The pioneers in the traditions that flowed together into The United Methodist Church understood themselves as standing in the central stream of Christian spirituality and doctrine, loyal heirs of the authentic Christian tradition. In John Wesley’s words, theirs was “the old religion, the religion of the Bible, the religion . . .of the whole church in the purest ages.” Their gospel was grounded in the biblical message of God’s self-giving love revealed in Jesus Christ.

Wesley’s portrayal of the spiritual pilgrimage in terms of  “the scripture way of salvation” provided their model for experiential Christianity. They assumed and insisted upon the integrity of basic Christian truth and emphasized its practical application in the lives of believers.

This perspective is apparent in the Wesleyan understanding of “catholic spirit.” While it is true that United Methodists are fixed upon certain religious affirmations, grounded in the gospel and confirmed in their experience, they also recognize the right of Christians to disagree on matters such as forms of worship, structures of church government, modes of Baptism, or theological explorations. They believe such differences do not break the bond of fellowship that ties Christians together in Jesus Christ. Wesley’s familiar dictum was, “As to all opinions which do not strike at the root of Christianity, we think and let think.”

But, even as they were fully committed to the principles of religious toleration and theological diversity, they were equally confident that there is a “marrow” of Christian truth that can be identified and that must be conserved. This living core, as they believed, stands revealed in Scripture, illumined by tradition, vivified in personal and corporate experience, and confirmed by reason. They were very much aware, of course, that God’s eternal Word never has been, nor can be, exhaustively expressed in any single form of words.

They were also prepared, as a matter of course, to reaffirm the ancient creeds and confessions as valid summaries of Christian truth. But they were careful not to set them apart as absolute standards for doctrinal truth and error.

Beyond the essentials of vital religion, United Methodists respect the diversity of opinions held by conscientious persons of faith. Wesley followed a time-tested approach: “In essentials, unity; in non-essentials, liberty; and in all things, charity.”

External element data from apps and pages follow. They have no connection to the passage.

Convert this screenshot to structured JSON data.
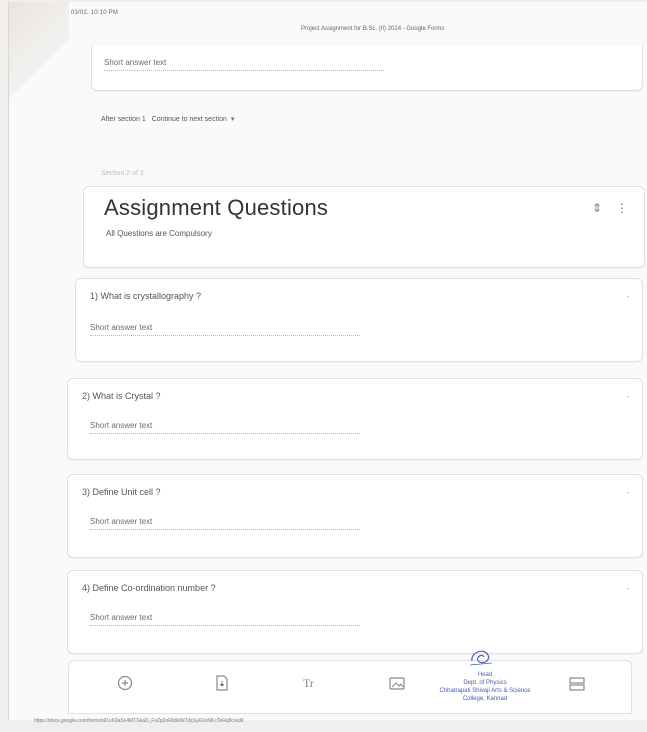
{
  "print_header": {
    "datetime": "03/02, 10:10 PM",
    "doc_title": "Project Assignment for B.Sc. (II) 2024 - Google Forms"
  },
  "prev_question": {
    "placeholder": "Short answer text"
  },
  "after_section": {
    "label": "After section 1",
    "value": "Continue to next section"
  },
  "section_label": "Section 2 of 2",
  "section": {
    "title": "Assignment Questions",
    "description": "All Questions are Compulsory"
  },
  "questions": [
    {
      "text": "1) What is crystallography ?",
      "placeholder": "Short answer text"
    },
    {
      "text": "2) What is Crystal ?",
      "placeholder": "Short answer text"
    },
    {
      "text": "3) Define Unit cell ?",
      "placeholder": "Short answer text"
    },
    {
      "text": "4) Define Co-ordination number ?",
      "placeholder": "Short answer text"
    }
  ],
  "toolbar": {
    "icons": [
      "add-question-icon",
      "import-questions-icon",
      "add-title-icon",
      "add-image-icon",
      "add-section-icon"
    ],
    "title_glyph": "Tr"
  },
  "stamp": {
    "line1": "Head",
    "line2": "Dept. of Physics",
    "line3": "Chhatrapati Shivaji Arts & Science",
    "line4": "College, Kannad"
  },
  "footer": {
    "url": "https://docs.google.com/forms/d/1xK9aSx4MTSkaD_FvZp0nRb9kW7dsSyR2vNKcTeRq8c/edit"
  },
  "colors": {
    "stamp_ink": "#4a5db0",
    "paper": "#fbfaf9"
  }
}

The spirit of charity takes into consideration the limits of human understanding. “To be ignorant of many things and to be mistaken in some,” Wesley observed, “is the necessary condition of humanity.” The crucial matter in religion is steadfast love for God and neighbor, empowered by the redeeming and sanctifying work of the Holy Spirit.

Doctrinal Standards and General Rules

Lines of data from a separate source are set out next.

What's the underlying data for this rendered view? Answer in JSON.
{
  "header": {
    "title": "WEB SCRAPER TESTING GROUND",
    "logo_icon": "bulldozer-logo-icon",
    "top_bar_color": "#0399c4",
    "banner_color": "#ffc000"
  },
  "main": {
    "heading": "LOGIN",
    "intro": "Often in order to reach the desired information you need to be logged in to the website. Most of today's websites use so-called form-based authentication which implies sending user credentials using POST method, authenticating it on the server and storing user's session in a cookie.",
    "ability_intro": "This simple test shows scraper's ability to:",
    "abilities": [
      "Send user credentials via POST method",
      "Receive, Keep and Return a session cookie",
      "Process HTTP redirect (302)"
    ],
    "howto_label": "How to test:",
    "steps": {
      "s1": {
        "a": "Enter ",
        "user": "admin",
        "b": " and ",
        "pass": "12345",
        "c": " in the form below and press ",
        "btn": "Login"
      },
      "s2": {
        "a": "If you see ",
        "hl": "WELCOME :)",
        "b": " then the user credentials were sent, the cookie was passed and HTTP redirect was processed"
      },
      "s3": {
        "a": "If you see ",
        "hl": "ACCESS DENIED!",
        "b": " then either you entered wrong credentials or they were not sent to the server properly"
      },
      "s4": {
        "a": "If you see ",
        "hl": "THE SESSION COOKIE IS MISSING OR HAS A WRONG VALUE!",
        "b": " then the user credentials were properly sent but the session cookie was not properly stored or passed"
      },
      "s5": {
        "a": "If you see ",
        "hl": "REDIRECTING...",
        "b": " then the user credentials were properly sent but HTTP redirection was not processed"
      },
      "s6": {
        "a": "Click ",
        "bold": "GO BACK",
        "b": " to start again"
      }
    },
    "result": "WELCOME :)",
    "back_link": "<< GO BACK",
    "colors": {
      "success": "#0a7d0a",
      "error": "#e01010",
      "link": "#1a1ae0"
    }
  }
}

We have creeds and prayers and grace that we name as the UMC, part of this is our Social Creed as we strive to serve God’s people in response to God’s unmerited grace given to each one of us:

OUR SOCIAL CREED
We believe in God, Creator of the world; and in Jesus Christ, the Redeemer of creation.
We believe in the Holy Spirit, through whom we acknowledge God’s gifts, and we repent of our sin in misusing these gifts to idolatrous ends.

We affirm the natural world as God’s handiwork and dedicate ourselves to its preservation, enhancement, and faithful use by humankind.

We joyfully receive for ourselves and others the blessings of community, sexuality, marriage, and the family.

We commit ourselves to the rights of men, women, children, youth, young adults, the aging, and people with disabilities; to improvement of the quality of life; and to the rights and dignity of racial, ethnic, religious, and sexual minorities.

We believe in the right and duty of persons to work for the glory of God and the good of themselves and others and in the protection of their welfare in so doing; in the rights to property as a trust from God, collective bargaining, and responsible consumption; and in the elimination of economic and social distress.

We dedicate ourselves to peace throughout the world, to the rule of justice and law among nations, and to individual freedom for all people of the world.

We believe in the present and final triumph of God’s Word in human affairs and gladly accept our commission to manifest the life of the gospel in the world.
Amen.

For more: www.umc.org

Marcellus UMC is part of the Upper New York Annual Conference of the United Methodist Church: www.unyumc.org